◆ Exercise:
Wherever "photo" appears in a line of the records below, count that line, and report only the number.

◆ Supplied data:
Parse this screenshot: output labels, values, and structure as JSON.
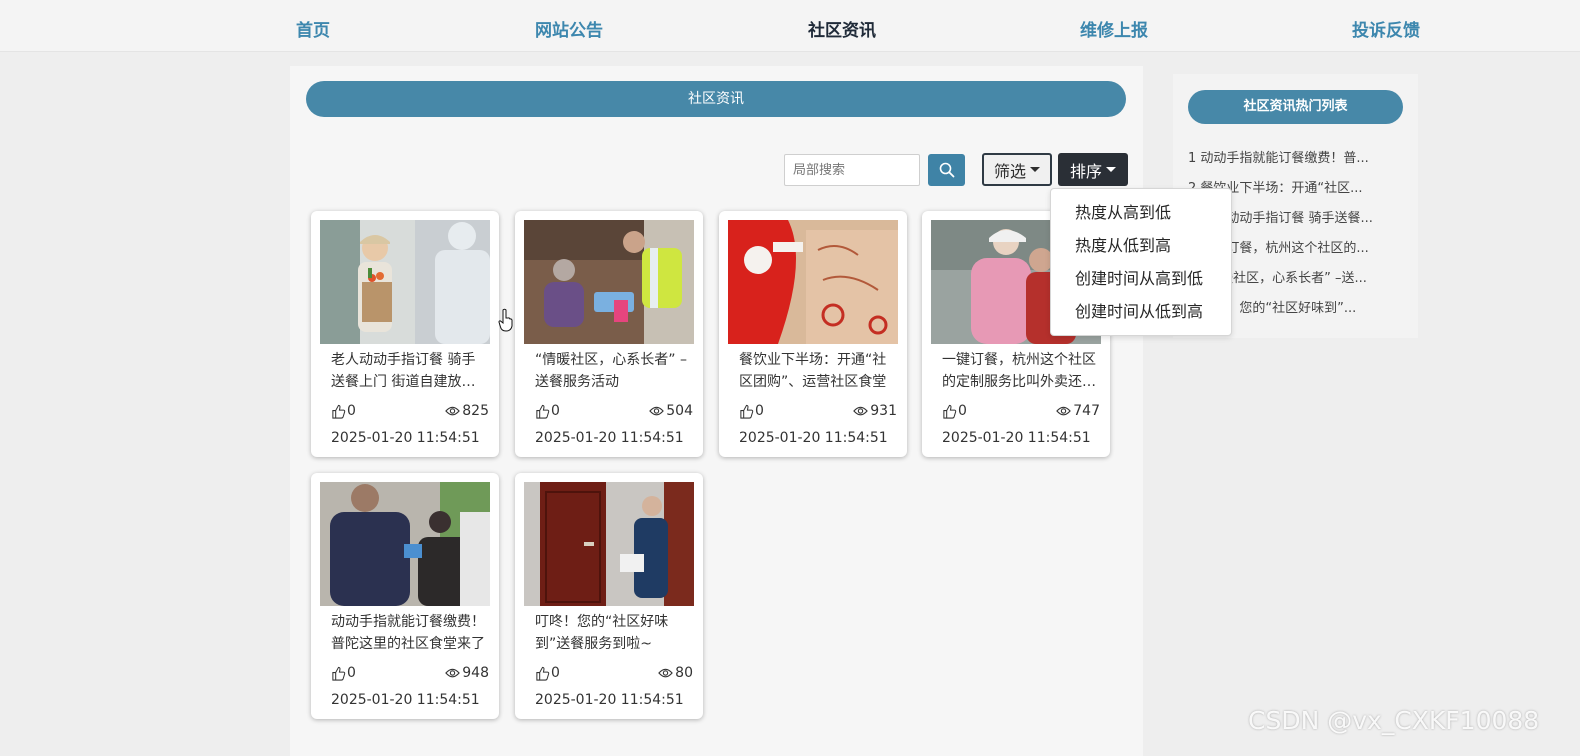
{
  "nav": {
    "items": [
      "首页",
      "网站公告",
      "社区资讯",
      "维修上报",
      "投诉反馈"
    ],
    "active_index": 2
  },
  "section_title": "社区资讯",
  "toolbar": {
    "search_placeholder": "局部搜索",
    "filter_label": "筛选",
    "sort_label": "排序"
  },
  "sort_menu": {
    "items": [
      "热度从高到低",
      "热度从低到高",
      "创建时间从高到低",
      "创建时间从低到高"
    ]
  },
  "cards": [
    {
      "title": "老人动动手指订餐 骑手送餐上门 街道自建放心食堂",
      "likes": "0",
      "views": "825",
      "date": "2025-01-20 11:54:51",
      "image_icon": "delivery-photo-icon"
    },
    {
      "title": "“情暖社区，心系长者” –送餐服务活动",
      "likes": "0",
      "views": "504",
      "date": "2025-01-20 11:54:51",
      "image_icon": "volunteer-photo-icon"
    },
    {
      "title": "餐饮业下半场：开通“社区团购”、运营社区食堂",
      "likes": "0",
      "views": "931",
      "date": "2025-01-20 11:54:51",
      "image_icon": "takeout-photo-icon"
    },
    {
      "title": "一键订餐，杭州这个社区的定制服务比叫外卖还方便",
      "likes": "0",
      "views": "747",
      "date": "2025-01-20 11:54:51",
      "image_icon": "elderly-photo-icon"
    },
    {
      "title": "动动手指就能订餐缴费！普陀这里的社区食堂来了",
      "likes": "0",
      "views": "948",
      "date": "2025-01-20 11:54:51",
      "image_icon": "tablet-photo-icon"
    },
    {
      "title": "叮咚！您的“社区好味到”送餐服务到啦~",
      "likes": "0",
      "views": "80",
      "date": "2025-01-20 11:54:51",
      "image_icon": "doorstep-photo-icon"
    }
  ],
  "hot_list": {
    "title": "社区资讯热门列表",
    "items": [
      "1  动动手指就能订餐缴费！普...",
      "2  餐饮业下半场：开通“社区...",
      "3  老人动动手指订餐 骑手送餐...",
      "4  一键订餐，杭州这个社区的...",
      "5  “情暖社区，心系长者” –送...",
      "6  叮咚！您的“社区好味到”..."
    ]
  },
  "watermark": "CSDN @vx_CXKF10088",
  "colors": {
    "accent": "#4788a8",
    "nav_link": "#3d87ae",
    "nav_active": "#1f2a38",
    "sort_button": "#2a2f36"
  }
}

◆ Response to the task:
6